▶ Problem description: Your answer should be every line below that includes the word "photo".

Excerpts from an interface dataset:
==========

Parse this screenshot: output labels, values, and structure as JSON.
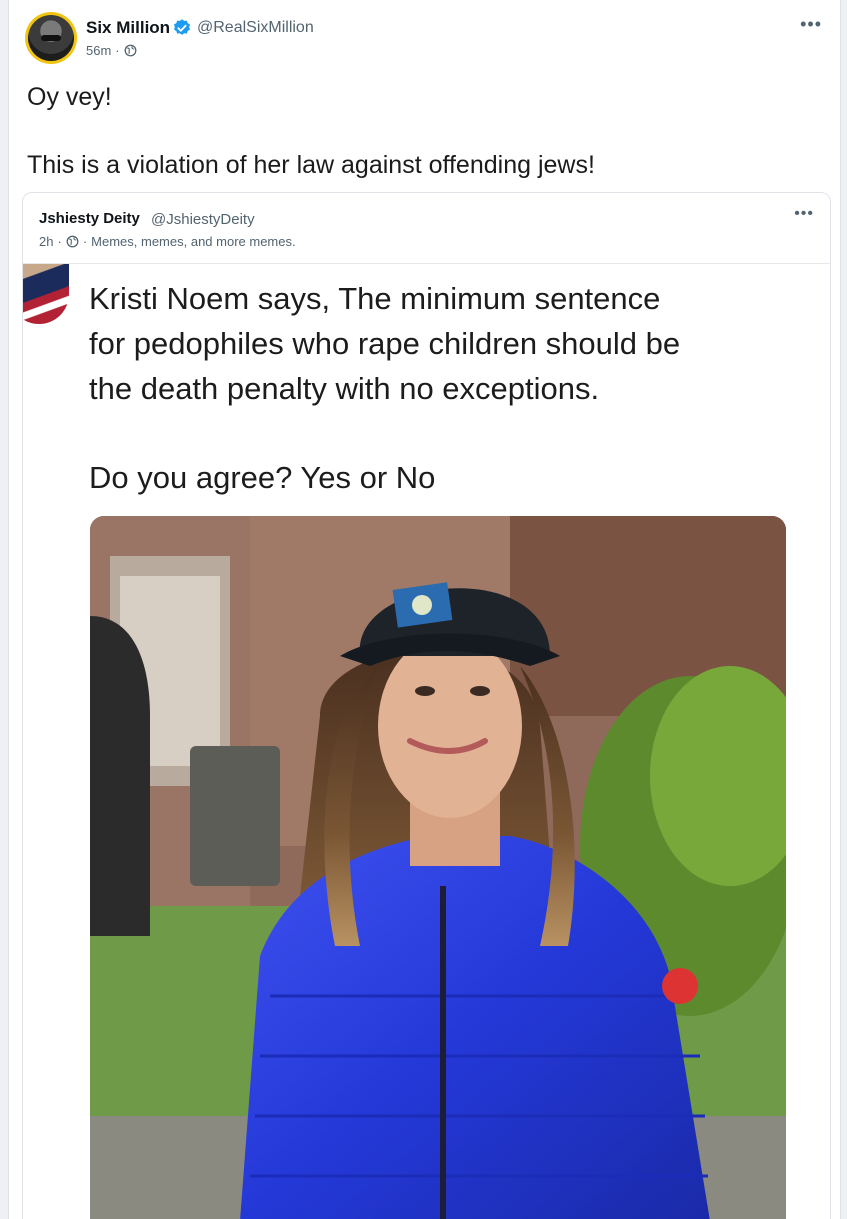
{
  "post": {
    "author_name": "Six Million",
    "author_handle": "@RealSixMillion",
    "timestamp": "56m",
    "visibility_icon": "globe-icon",
    "more_icon": "more-options-icon",
    "text_line1": "Oy vey!",
    "text_line2": "This is a violation of her law against offending jews!"
  },
  "quoted_post": {
    "author_name": "Jshiesty Deity",
    "author_handle": "@JshiestyDeity",
    "timestamp": "2h",
    "group": "Memes, memes, and more memes.",
    "meme": {
      "caption_line1": "Kristi Noem says, The minimum sentence",
      "caption_line2": "for pedophiles who rape children should be",
      "caption_line3": "the death penalty with no exceptions.",
      "caption_line4": "Do you agree? Yes or No"
    }
  },
  "colors": {
    "verified": "#1d9bf0",
    "muted_text": "#536471",
    "jacket_blue": "#2b3de0"
  }
}
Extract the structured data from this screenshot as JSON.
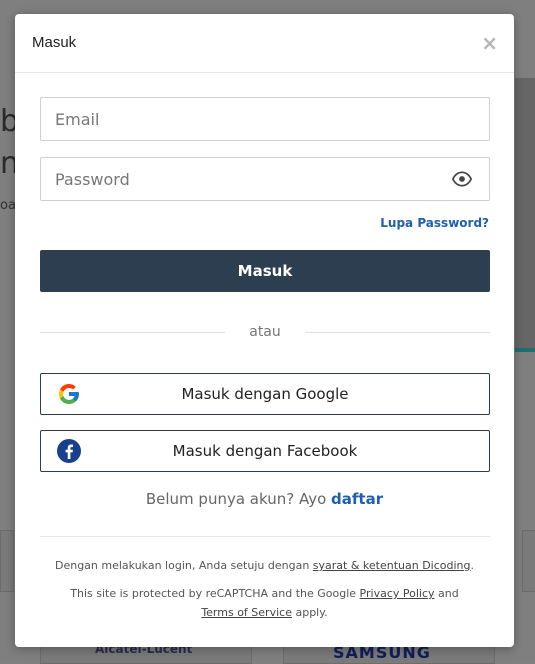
{
  "background": {
    "text_line_1": "b",
    "text_line_2": "n",
    "text_line_3": "oa",
    "logo_1": "Alcatel-Lucent",
    "logo_2": "SAMSUNG"
  },
  "modal": {
    "title": "Masuk",
    "close_symbol": "×",
    "email_placeholder": "Email",
    "password_placeholder": "Password",
    "forgot_password": "Lupa Password?",
    "submit_label": "Masuk",
    "divider_label": "atau",
    "google_label": "Masuk dengan Google",
    "facebook_label": "Masuk dengan Facebook",
    "register_prefix": "Belum punya akun? Ayo",
    "register_link": "daftar",
    "terms_prefix": "Dengan melakukan login, Anda setuju dengan",
    "terms_link": "syarat & ketentuan Dicoding",
    "terms_suffix": ".",
    "recaptcha_prefix": "This site is protected by reCAPTCHA and the Google",
    "privacy_link": "Privacy Policy",
    "recaptcha_and": "and",
    "tos_link": "Terms of Service",
    "recaptcha_suffix": "apply."
  },
  "icons": {
    "eye": "eye-icon",
    "google": "google-icon",
    "facebook": "facebook-icon",
    "close": "close-icon"
  },
  "colors": {
    "primary_button": "#2d3e50",
    "link": "#1f5fb0",
    "overlay": "#808080"
  }
}
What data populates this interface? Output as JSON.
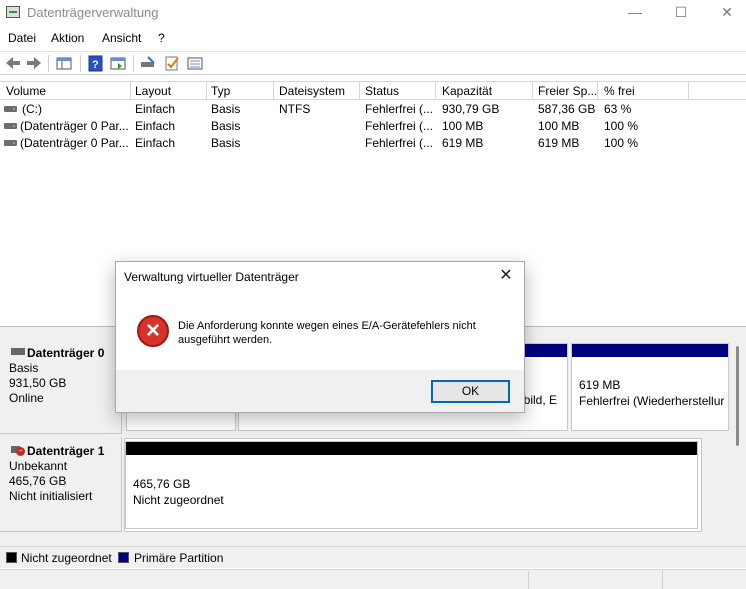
{
  "window": {
    "title": "Datenträgerverwaltung",
    "minimize_icon": "minimize-icon",
    "maximize_icon": "maximize-icon",
    "close_icon": "close-icon"
  },
  "menu": {
    "items": [
      "Datei",
      "Aktion",
      "Ansicht",
      "?"
    ]
  },
  "volume_list": {
    "columns": [
      "Volume",
      "Layout",
      "Typ",
      "Dateisystem",
      "Status",
      "Kapazität",
      "Freier Sp...",
      "% frei"
    ],
    "rows": [
      {
        "volume": "(C:)",
        "layout": "Einfach",
        "typ": "Basis",
        "dateisystem": "NTFS",
        "status": "Fehlerfrei (...",
        "kapazitaet": "930,79 GB",
        "frei": "587,36 GB",
        "prozent": "63 %"
      },
      {
        "volume": "(Datenträger 0 Par...",
        "layout": "Einfach",
        "typ": "Basis",
        "dateisystem": "",
        "status": "Fehlerfrei (...",
        "kapazitaet": "100 MB",
        "frei": "100 MB",
        "prozent": "100 %"
      },
      {
        "volume": "(Datenträger 0 Par...",
        "layout": "Einfach",
        "typ": "Basis",
        "dateisystem": "",
        "status": "Fehlerfrei (...",
        "kapazitaet": "619 MB",
        "frei": "619 MB",
        "prozent": "100 %"
      }
    ]
  },
  "disks": [
    {
      "name": "Datenträger 0",
      "type": "Basis",
      "size": "931,50 GB",
      "state": "Online",
      "partitions": [
        {
          "visible_text_1": "",
          "visible_text_2": ""
        },
        {
          "visible_text_1": "",
          "visible_text_2": "bbild, E"
        },
        {
          "visible_text_1": "619 MB",
          "visible_text_2": "Fehlerfrei (Wiederherstellur"
        }
      ]
    },
    {
      "name": "Datenträger 1",
      "type": "Unbekannt",
      "size": "465,76 GB",
      "state": "Nicht initialisiert",
      "partitions": [
        {
          "visible_text_1": "465,76 GB",
          "visible_text_2": "Nicht zugeordnet"
        }
      ]
    }
  ],
  "legend": [
    {
      "label": "Nicht zugeordnet",
      "color": "#000000"
    },
    {
      "label": "Primäre Partition",
      "color": "#00007f"
    }
  ],
  "colors": {
    "primary_partition": "#00007f",
    "unallocated": "#000000",
    "accent": "#0067c0",
    "error": "#d9312b"
  },
  "dialog": {
    "title": "Verwaltung virtueller Datenträger",
    "message": "Die Anforderung konnte wegen eines E/A-Gerätefehlers nicht ausgeführt werden.",
    "ok_label": "OK",
    "icon": "error-icon"
  }
}
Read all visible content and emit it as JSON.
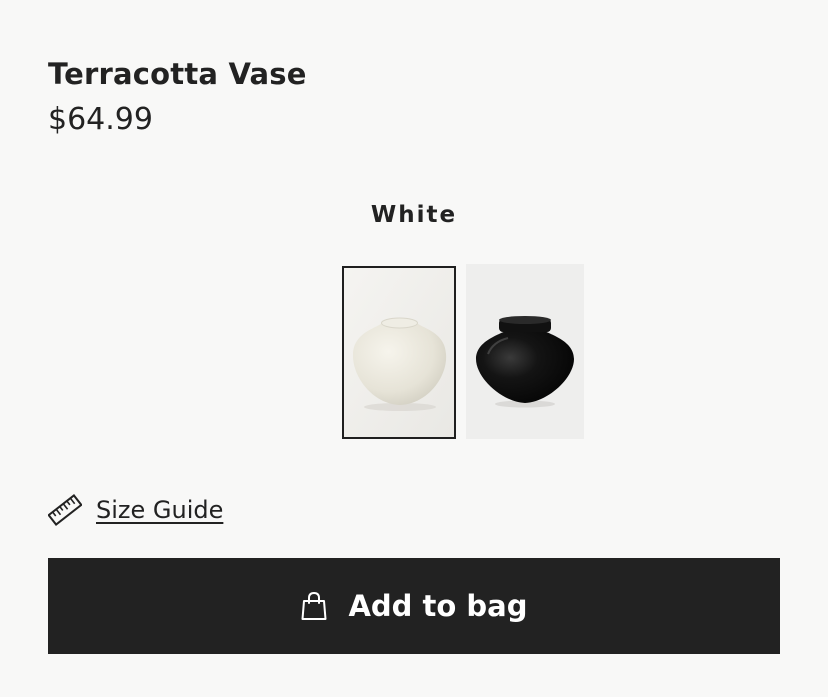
{
  "product": {
    "title": "Terracotta Vase",
    "price": "$64.99"
  },
  "color": {
    "selected_label": "White",
    "swatches": [
      {
        "name": "White",
        "selected": true,
        "image": "white vase thumbnail"
      },
      {
        "name": "Black",
        "selected": false,
        "image": "black vase thumbnail"
      }
    ]
  },
  "size_guide": {
    "label": "Size Guide",
    "icon": "ruler-icon"
  },
  "cart": {
    "add_label": "Add to bag",
    "icon": "shopping-bag-icon"
  },
  "colors": {
    "background": "#f8f8f7",
    "text": "#222222",
    "button_bg": "#222222",
    "button_text": "#ffffff"
  }
}
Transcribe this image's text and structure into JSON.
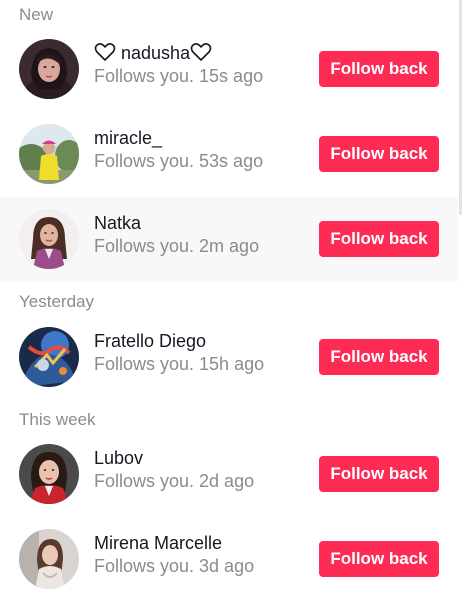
{
  "sections": {
    "new": "New",
    "yesterday": "Yesterday",
    "this_week": "This week"
  },
  "follow_back_label": "Follow back",
  "notifications": [
    {
      "name": "nadusha",
      "text": "Follows you. 15s ago",
      "avatar": "avatar-photo-dark-hair-woman"
    },
    {
      "name": "miracle_",
      "text": "Follows you. 53s ago",
      "avatar": "avatar-photo-yellow-dress-outdoors"
    },
    {
      "name": "Natka",
      "text": "Follows you. 2m ago",
      "avatar": "avatar-photo-woman-purple-suit"
    },
    {
      "name": "Fratello Diego",
      "text": "Follows you. 15h ago",
      "avatar": "avatar-photo-colorful-fantasy-art"
    },
    {
      "name": "Lubov",
      "text": "Follows you. 2d ago",
      "avatar": "avatar-photo-woman-red-jacket"
    },
    {
      "name": "Mirena Marcelle",
      "text": "Follows you. 3d ago",
      "avatar": "avatar-photo-woman-light-outfit"
    }
  ],
  "colors": {
    "accent": "#fe2c55",
    "secondary_text": "#8a8b91",
    "primary_text": "#161823",
    "highlight_row": "#f8f8f8"
  }
}
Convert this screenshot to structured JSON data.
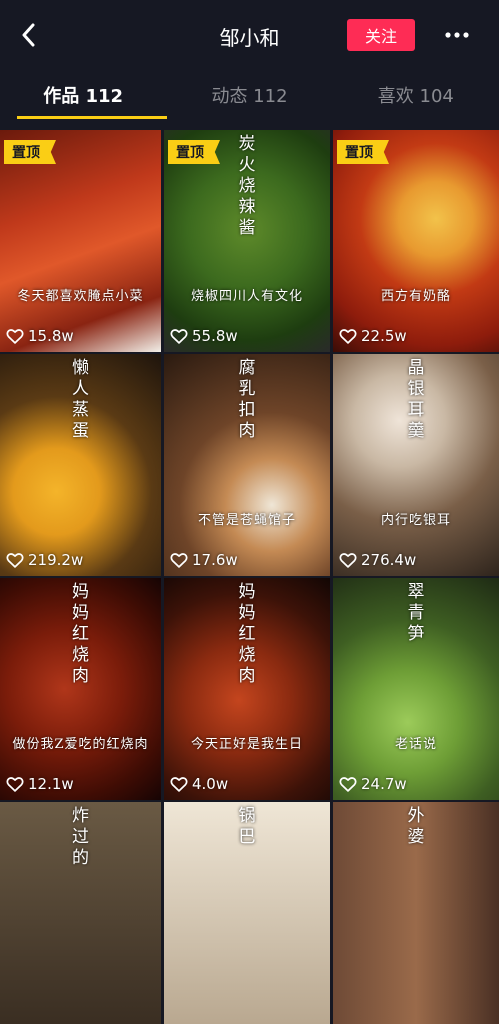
{
  "header": {
    "title": "邹小和",
    "follow_label": "关注",
    "back_icon": "chevron-left-icon",
    "more_icon": "more-dots-icon"
  },
  "tabs": [
    {
      "label": "作品 112",
      "active": true
    },
    {
      "label": "动态 112",
      "active": false
    },
    {
      "label": "喜欢 104",
      "active": false
    }
  ],
  "colors": {
    "background": "#161823",
    "accent_red": "#fe2c55",
    "tab_indicator": "#face15",
    "pin_badge": "#face15"
  },
  "videos": [
    {
      "pinned": "置顶",
      "vcaption": "",
      "hcaption": "冬天都喜欢腌点小菜",
      "likes": "15.8w",
      "bg": "linear-gradient(160deg,#6b1a0c 0%,#c0391b 35%,#e0582a 55%,#8a2412 80%,#f2efe8 100%)"
    },
    {
      "pinned": "置顶",
      "vcaption": "炭火烧辣酱",
      "hcaption": "烧椒四川人有文化",
      "likes": "55.8w",
      "bg": "radial-gradient(circle at 50% 45%,#5e8a2a 0%,#3c6a1e 40%,#1e3d10 75%,#2a2a2a 100%)"
    },
    {
      "pinned": "置顶",
      "vcaption": "",
      "hcaption": "西方有奶酪",
      "likes": "22.5w",
      "bg": "radial-gradient(circle at 62% 40%,#f2c24a 0%,#e89a30 22%,#c23a14 45%,#8e1c0c 75%,#3a0c06 100%)"
    },
    {
      "pinned": "",
      "vcaption": "懒人蒸蛋",
      "hcaption": "",
      "likes": "219.2w",
      "bg": "radial-gradient(circle at 35% 62%,#f4b42a 0%,#e39a1c 25%,#5a3a14 55%,#1e140c 100%)"
    },
    {
      "pinned": "",
      "vcaption": "腐乳扣肉",
      "hcaption": "不管是苍蝇馆子",
      "likes": "17.6w",
      "bg": "radial-gradient(circle at 65% 68%,#efe6d6 0%,#c48a54 25%,#6e4428 50%,#2a1a10 100%)"
    },
    {
      "pinned": "",
      "vcaption": "晶银耳羹",
      "hcaption": "内行吃银耳",
      "likes": "276.4w",
      "bg": "radial-gradient(circle at 40% 30%,#efe4d8 0%,#c9b8a4 25%,#7a5f48 55%,#2e241c 100%)"
    },
    {
      "pinned": "",
      "vcaption": "妈妈红烧肉",
      "hcaption": "做份我Z爱吃的红烧肉",
      "likes": "12.1w",
      "bg": "radial-gradient(circle at 40% 50%,#b0361a 0%,#7a1c0a 40%,#3e0c04 75%,#160404 100%)"
    },
    {
      "pinned": "",
      "vcaption": "妈妈红烧肉",
      "hcaption": "今天正好是我生日",
      "likes": "4.0w",
      "bg": "radial-gradient(circle at 45% 55%,#c4451e 0%,#8a2a10 35%,#3c1208 70%,#120604 100%)"
    },
    {
      "pinned": "",
      "vcaption": "翠青笋",
      "hcaption": "老话说",
      "likes": "24.7w",
      "bg": "radial-gradient(circle at 45% 65%,#9ccb5a 0%,#6e9e36 30%,#3e5e22 60%,#1e2a14 100%)"
    },
    {
      "pinned": "",
      "vcaption": "炸过的",
      "hcaption": "",
      "likes": "",
      "bg": "linear-gradient(180deg,#6a5a44 0%,#3a2e22 100%)"
    },
    {
      "pinned": "",
      "vcaption": "锅巴",
      "hcaption": "",
      "likes": "",
      "bg": "linear-gradient(180deg,#efe6d6 0%,#b9a890 100%)"
    },
    {
      "pinned": "",
      "vcaption": "外婆",
      "hcaption": "",
      "likes": "",
      "bg": "linear-gradient(90deg,#6e4a36 0%,#9a6a4a 50%,#4a3024 100%)"
    }
  ]
}
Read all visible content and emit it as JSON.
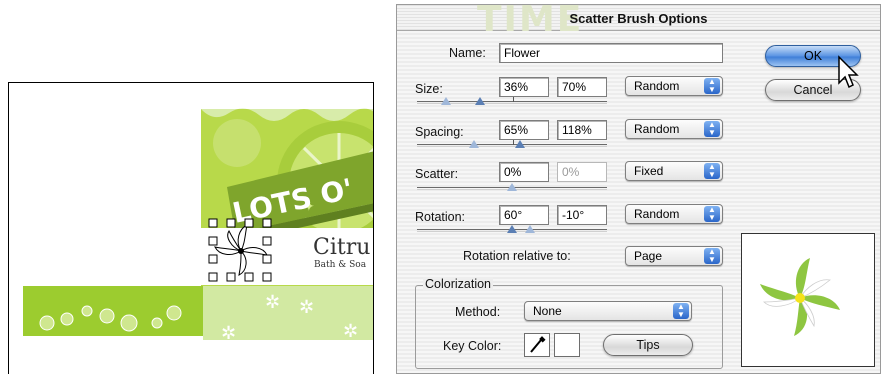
{
  "artwork": {
    "banner_text": "LOTS O'",
    "logo_line1": "Citru",
    "logo_line2": "Bath & Soa"
  },
  "dialog": {
    "title": "Scatter Brush Options",
    "watermark": "TIME",
    "name": {
      "label": "Name:",
      "value": "Flower"
    },
    "size": {
      "label": "Size:",
      "min": "36%",
      "max": "70%",
      "mode": "Random"
    },
    "spacing": {
      "label": "Spacing:",
      "min": "65%",
      "max": "118%",
      "mode": "Random"
    },
    "scatter": {
      "label": "Scatter:",
      "min": "0%",
      "max": "0%",
      "mode": "Fixed"
    },
    "rotation": {
      "label": "Rotation:",
      "min": "60°",
      "max": "-10°",
      "mode": "Random"
    },
    "rotation_relative": {
      "label": "Rotation relative to:",
      "value": "Page"
    },
    "colorization": {
      "title": "Colorization",
      "method_label": "Method:",
      "method_value": "None",
      "key_color_label": "Key Color:",
      "tips_label": "Tips"
    },
    "ok_label": "OK",
    "cancel_label": "Cancel"
  },
  "icons": {
    "popup_arrow": "up-down-arrows-icon",
    "eyedropper": "eyedropper-icon",
    "cursor": "arrow-cursor-icon"
  },
  "colors": {
    "lime": "#b8d94a",
    "light_lime": "#d3ea8d",
    "ok_blue": "#4a88dd",
    "flower_center": "#f4e21a",
    "flower_petal": "#8ec641"
  }
}
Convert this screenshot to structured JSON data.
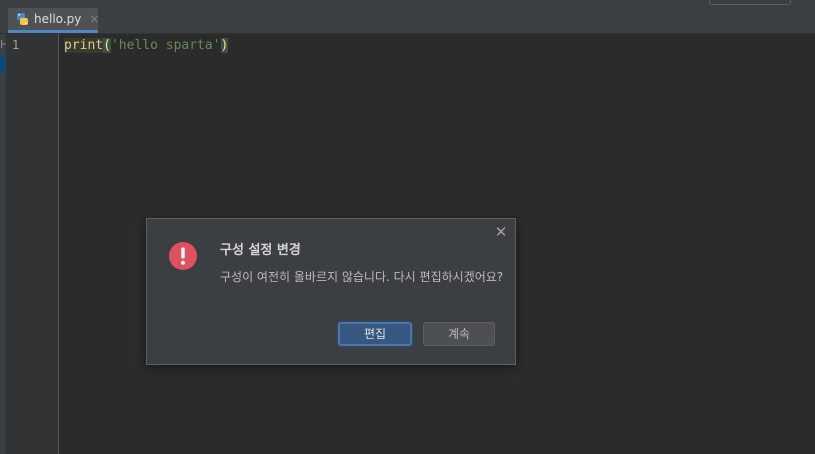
{
  "editor": {
    "tab": {
      "filename": "hello.py",
      "close_glyph": "×"
    },
    "left_glyph": "H",
    "line_number": "1",
    "code": {
      "fn": "print",
      "open": "(",
      "string": "'hello sparta'",
      "close": ")"
    }
  },
  "dialog": {
    "title": "구성 설정 변경",
    "message": "구성이 여전히 올바르지 않습니다. 다시 편집하시겠어요?",
    "close_glyph": "✕",
    "primary_button": "편집",
    "secondary_button": "계속",
    "icon": "error-icon"
  },
  "colors": {
    "background": "#2b2b2b",
    "accent": "#365880",
    "error": "#e0505e",
    "string": "#6a8759"
  }
}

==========

▶ Reply to the exercise:
      "avatar": "avatar-photo-dark-hair-woman"
      "avatar": "avatar-photo-yellow-dress-outdoors"
      "avatar": "avatar-photo-woman-purple-suit"
      "avatar": "avatar-photo-colorful-fantasy-art"
      "avatar": "avatar-photo-woman-red-jacket"
      "avatar": "avatar-photo-woman-light-outfit"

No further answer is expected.